*What to produce*: Your answer should be every line below that includes the word "icon".

*Records provided*:
*** Block opens ***
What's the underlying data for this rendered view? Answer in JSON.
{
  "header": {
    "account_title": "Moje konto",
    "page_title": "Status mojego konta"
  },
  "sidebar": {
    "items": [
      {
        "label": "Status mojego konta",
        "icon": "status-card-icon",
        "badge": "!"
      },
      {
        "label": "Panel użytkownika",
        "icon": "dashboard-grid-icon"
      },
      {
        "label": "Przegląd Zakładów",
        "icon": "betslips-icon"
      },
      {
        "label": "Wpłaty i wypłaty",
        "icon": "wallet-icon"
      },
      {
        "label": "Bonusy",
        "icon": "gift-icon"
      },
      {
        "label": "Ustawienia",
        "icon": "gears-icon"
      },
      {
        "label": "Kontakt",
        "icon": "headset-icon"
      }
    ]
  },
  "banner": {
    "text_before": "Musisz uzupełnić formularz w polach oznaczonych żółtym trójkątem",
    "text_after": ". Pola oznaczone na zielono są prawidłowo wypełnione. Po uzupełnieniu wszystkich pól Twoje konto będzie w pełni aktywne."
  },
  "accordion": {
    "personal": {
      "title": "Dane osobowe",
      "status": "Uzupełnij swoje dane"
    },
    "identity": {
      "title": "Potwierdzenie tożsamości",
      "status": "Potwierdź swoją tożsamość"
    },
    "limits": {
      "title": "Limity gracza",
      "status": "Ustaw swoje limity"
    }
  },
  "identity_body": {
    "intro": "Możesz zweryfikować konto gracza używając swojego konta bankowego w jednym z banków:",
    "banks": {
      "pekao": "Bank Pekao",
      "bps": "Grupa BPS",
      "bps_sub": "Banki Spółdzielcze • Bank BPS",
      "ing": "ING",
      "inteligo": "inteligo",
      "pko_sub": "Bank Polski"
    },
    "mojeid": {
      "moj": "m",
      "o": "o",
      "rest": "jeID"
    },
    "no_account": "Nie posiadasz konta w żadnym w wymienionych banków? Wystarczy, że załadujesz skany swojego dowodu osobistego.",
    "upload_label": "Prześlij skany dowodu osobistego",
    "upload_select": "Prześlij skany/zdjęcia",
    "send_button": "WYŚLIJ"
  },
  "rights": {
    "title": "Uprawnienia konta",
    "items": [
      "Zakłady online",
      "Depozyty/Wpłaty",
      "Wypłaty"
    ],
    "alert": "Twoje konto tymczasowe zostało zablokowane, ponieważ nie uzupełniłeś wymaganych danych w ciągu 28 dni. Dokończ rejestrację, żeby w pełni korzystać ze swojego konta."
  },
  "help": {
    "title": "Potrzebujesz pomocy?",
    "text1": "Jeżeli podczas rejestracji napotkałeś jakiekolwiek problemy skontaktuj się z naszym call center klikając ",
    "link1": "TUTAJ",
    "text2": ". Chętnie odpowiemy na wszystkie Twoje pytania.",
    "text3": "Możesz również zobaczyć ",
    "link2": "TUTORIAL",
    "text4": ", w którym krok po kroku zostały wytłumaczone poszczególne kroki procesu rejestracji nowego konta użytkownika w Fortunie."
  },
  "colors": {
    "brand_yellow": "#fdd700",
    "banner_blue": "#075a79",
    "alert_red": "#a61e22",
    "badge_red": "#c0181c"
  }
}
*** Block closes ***
*Task result*:
        "icon": "status-card-icon",
        "icon": "dashboard-grid-icon"
        "icon": "betslips-icon"
        "icon": "wallet-icon"
        "icon": "gift-icon"
        "icon": "gears-icon"
        "icon": "headset-icon"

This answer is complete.